Blair, Bush and Aznar made the decision to invade Iraq in 2003.
Blair, Bush and Aznar made the decision to invade Iraq in 2003. / SUR
  • what happened today?

  • The American, British and Spanish leaders decided to go to war against Iraq

On 16 March 2003, US president George W Bush, UK prime minister Tony Blair and Spanish prime minister José María Aznar sat down together for emergency talks at what became known as the 'Azores summit'.

The meeting took place on the island of Terceira. Officially, the aim was to discuss the prospects of a UN resolution on Iraq, but it was here that the three leaders took the decision which resulted in the War on Iraq beginning four days later.

At a press conference immediately after the meeting, President Bush said they were working toward the great cause of peace and security in this world. "We concluded that tomorrow is a moment of truth for the world" he announced.

"Many nations have voiced a commitment to peace and security. And now they must demonstrate that commitment to peace and security in the only effective way, by supporting the immediate and unconditional disarmament of Saddam Hussein. The dictator of Iraq and his weapons of mass destruction are a threat to the security of free nations. He is a danger to his neighbours. He's a sponsor of terrorism. He's an obstacle to progress in the Middle East.... Saddam Hussein has proven he is capable of any crime. We must not permit his crimes to reach across the world," said Bush.

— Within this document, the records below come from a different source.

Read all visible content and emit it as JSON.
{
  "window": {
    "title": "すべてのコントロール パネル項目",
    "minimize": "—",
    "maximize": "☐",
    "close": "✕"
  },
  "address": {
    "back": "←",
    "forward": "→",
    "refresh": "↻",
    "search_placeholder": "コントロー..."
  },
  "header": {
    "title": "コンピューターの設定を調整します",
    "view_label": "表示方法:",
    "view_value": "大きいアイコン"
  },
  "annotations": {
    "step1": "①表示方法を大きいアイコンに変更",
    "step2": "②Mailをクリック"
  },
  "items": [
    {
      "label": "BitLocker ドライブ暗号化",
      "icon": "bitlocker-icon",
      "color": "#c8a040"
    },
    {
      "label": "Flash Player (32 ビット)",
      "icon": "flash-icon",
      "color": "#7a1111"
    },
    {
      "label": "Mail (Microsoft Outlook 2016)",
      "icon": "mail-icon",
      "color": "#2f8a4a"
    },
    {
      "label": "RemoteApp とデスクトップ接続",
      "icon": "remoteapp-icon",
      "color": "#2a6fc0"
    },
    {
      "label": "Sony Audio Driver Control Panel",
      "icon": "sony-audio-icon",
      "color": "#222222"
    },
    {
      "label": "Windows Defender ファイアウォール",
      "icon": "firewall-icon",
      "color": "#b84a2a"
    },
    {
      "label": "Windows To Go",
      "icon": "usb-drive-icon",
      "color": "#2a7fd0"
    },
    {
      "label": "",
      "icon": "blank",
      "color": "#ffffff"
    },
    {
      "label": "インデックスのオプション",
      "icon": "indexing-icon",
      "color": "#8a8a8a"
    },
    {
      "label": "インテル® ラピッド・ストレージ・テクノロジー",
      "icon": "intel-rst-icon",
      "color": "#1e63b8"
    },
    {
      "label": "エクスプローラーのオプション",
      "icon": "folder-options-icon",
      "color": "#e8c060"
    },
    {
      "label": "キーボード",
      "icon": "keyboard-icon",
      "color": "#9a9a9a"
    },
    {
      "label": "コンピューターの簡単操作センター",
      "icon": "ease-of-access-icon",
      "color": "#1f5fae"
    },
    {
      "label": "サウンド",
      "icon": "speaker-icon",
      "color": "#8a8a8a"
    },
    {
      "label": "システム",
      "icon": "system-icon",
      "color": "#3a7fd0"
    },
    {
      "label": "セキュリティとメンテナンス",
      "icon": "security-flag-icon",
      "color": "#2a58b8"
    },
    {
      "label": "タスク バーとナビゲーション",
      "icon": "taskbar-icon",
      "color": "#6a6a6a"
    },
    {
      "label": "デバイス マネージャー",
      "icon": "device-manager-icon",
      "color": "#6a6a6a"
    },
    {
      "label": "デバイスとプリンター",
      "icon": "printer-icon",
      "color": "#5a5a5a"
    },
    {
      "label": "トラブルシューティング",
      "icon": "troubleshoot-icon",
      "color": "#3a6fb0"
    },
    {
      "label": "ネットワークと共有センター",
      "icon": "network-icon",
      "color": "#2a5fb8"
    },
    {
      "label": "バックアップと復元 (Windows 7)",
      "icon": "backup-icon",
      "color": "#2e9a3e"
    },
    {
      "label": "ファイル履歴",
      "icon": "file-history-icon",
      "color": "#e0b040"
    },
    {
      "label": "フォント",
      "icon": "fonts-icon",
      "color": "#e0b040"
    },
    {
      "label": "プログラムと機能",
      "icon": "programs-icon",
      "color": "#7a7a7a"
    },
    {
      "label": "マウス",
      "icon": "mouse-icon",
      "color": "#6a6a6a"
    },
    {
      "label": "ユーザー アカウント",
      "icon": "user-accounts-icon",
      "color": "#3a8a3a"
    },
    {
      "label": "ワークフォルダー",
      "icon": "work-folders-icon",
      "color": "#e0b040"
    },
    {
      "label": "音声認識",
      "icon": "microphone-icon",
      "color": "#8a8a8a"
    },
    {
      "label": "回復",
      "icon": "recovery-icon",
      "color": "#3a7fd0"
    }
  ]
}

In his address, José María Aznar said the three leaders had not come to the Azores in order to make a declaration of war, but that international law has to be respected and so do UN resolutions. "We are well aware of the international world public opinion, of its concern. And we are also very well aware of our responsibilities and obligations. If Saddam Hussein wants to disarm and avoid the serious consequences that he has been warned about by the United Nations, he can do so. And nothing in our document, nor in our statement, can prevent him from doing so, if he wants to. So his is the sole responsibility," he said.

Tony Blair said Saddam Hussein had been playing games with the international community for 12 years and would continue to do so, and that it was very important for the international community to give him a strong and unified message. "We will do all we can in the short time that remains to make a final round of contacts, to see whether there is a way through this impasse. But we are in the final stages, because, after 12 years of failing to disarm him, now is the time when we have to decide," he said.

The war on Iraq, which the US dubbed Operation Iraqi Freedom, lasted from 20 March to 1 May 2003 and succeeded in ridding the world of Saddam Hussein. However conflict continued for much of the next decade. No weapons of mass destruction were ever found in Iraq.

In Spain there had been strong public feeling against Aznar's decision to declare war on Hussein, and in 2004 one of the first things new prime minister José Luis Rodríguez Zapatero did was to fulfil his manifesto commitment to withdraw Spanish troops from Iraq.